The Council agreed to endorse the results of the Uruguay round, comprising the Marrakesh final act, the agreement establishing the World Trade Organisation, the ministerial declarations and decisions attached to it, the understanding on commitments in financial services, plurilateral agreements on bovine meat, dairy products, civil aircraft and Government procurement, and the bilateral EC agreements with Australia on coal and with Uruguay on bovine meat. The Council also agreed an accompanying package of EC implementing legislation. All the above texts were formally adopted by the Council of Ministers on 22 December. All the necessary processes have thus been completed to allow the Community to ratify the agreement establishing the World Trade Organisation: the instruments of ratification of the Community and the member states are expected to be deposited in Geneva on 30 December.
The Council received a progress report from the presidency on the three EU/United States working groups established at the July 1994 EU/United States summit. The groups' work covers central and eastern Europe, drugs and international crime, and the mechanisms for EU/United States political co operation.
The Council confirmed its negotiating directives, originally adopted in December 1991, for the Commission to negotiate a co operation agreement between Euratom and the United States. The new agreement is to replace the existing United States/Euratom agreements of 1958 and 1960, the second of which expires on 31 December 1995. The Council approved the OECD agreement on shipbuilding subsidies and authorised the Commission to sign the agreement. Signature took place in Paris on 21 December. The Council adopted a Commission proposal that the Commission and Council should make a joint declaration at the signing ceremony to the effect that
Column 141they would monitor the implementation and respect of the agreement by all parties.
The Council agreed the adjustments necessary to the EFTAn accession treaty following the non accession of Norway.
The chairman of the Consultative Commission on Racism and Xenophobia gave an oral report a progress. This was a follow up to the interim report of the Consultative Commission, which was presented to the Essen European Council. The consultative commission will submit its final report to the Cannes European Council, in June.

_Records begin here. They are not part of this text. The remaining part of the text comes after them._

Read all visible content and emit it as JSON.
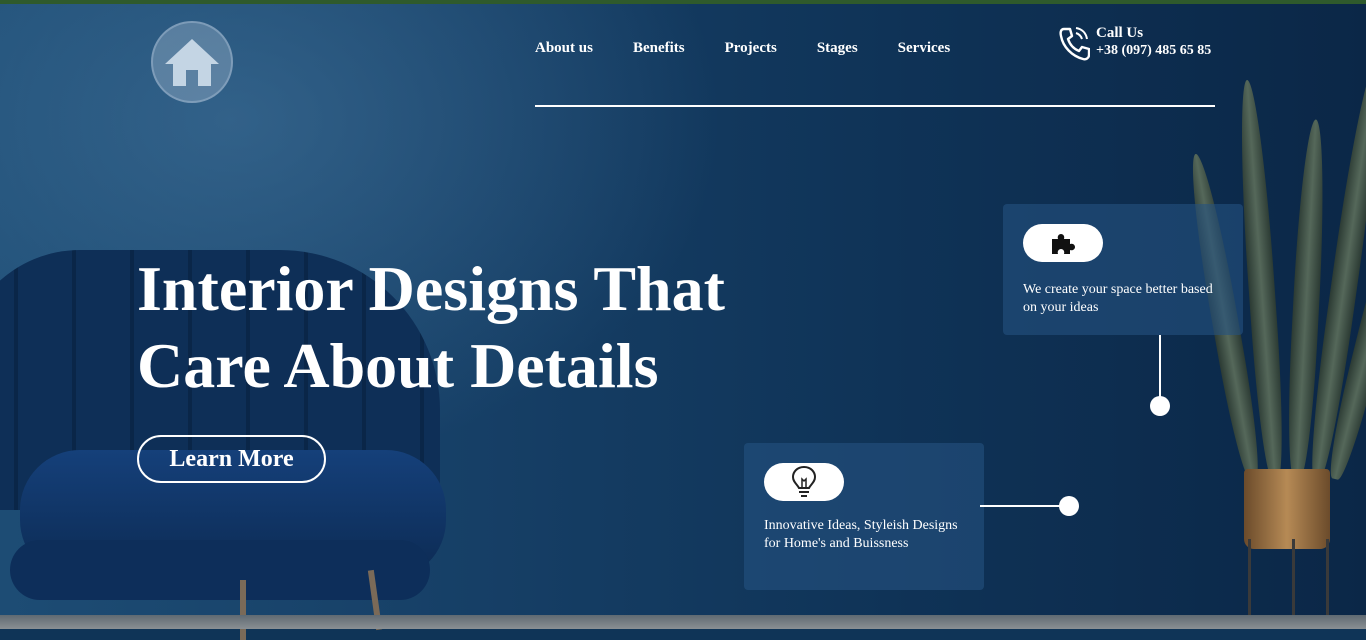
{
  "nav": {
    "items": [
      {
        "label": "About us"
      },
      {
        "label": "Benefits"
      },
      {
        "label": "Projects"
      },
      {
        "label": "Stages"
      },
      {
        "label": "Services"
      }
    ]
  },
  "contact": {
    "title": "Call Us",
    "phone": "+38 (097) 485 65 85"
  },
  "hero": {
    "headline_line1": "Interior Designs That",
    "headline_line2": "Care About Details",
    "cta_label": "Learn More"
  },
  "cards": [
    {
      "icon": "puzzle-icon",
      "text": "We create your space better based on your ideas"
    },
    {
      "icon": "lightbulb-icon",
      "text": "Innovative Ideas, Styleish Designs for Home's and Buissness"
    }
  ],
  "colors": {
    "topbar": "#2f5a2c",
    "background": "#0f3457",
    "card": "#255280"
  }
}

The Council approved concluding decisions allowing the entry into force of the Europe (association) agreements with the Czech Republic, Slovakia, Romania and Bulgaria and the free trade agreements with Estonia, Latvia and Lithuania. Ministers approved in parallel implementing regulations governing the operation of the four Europe agreements.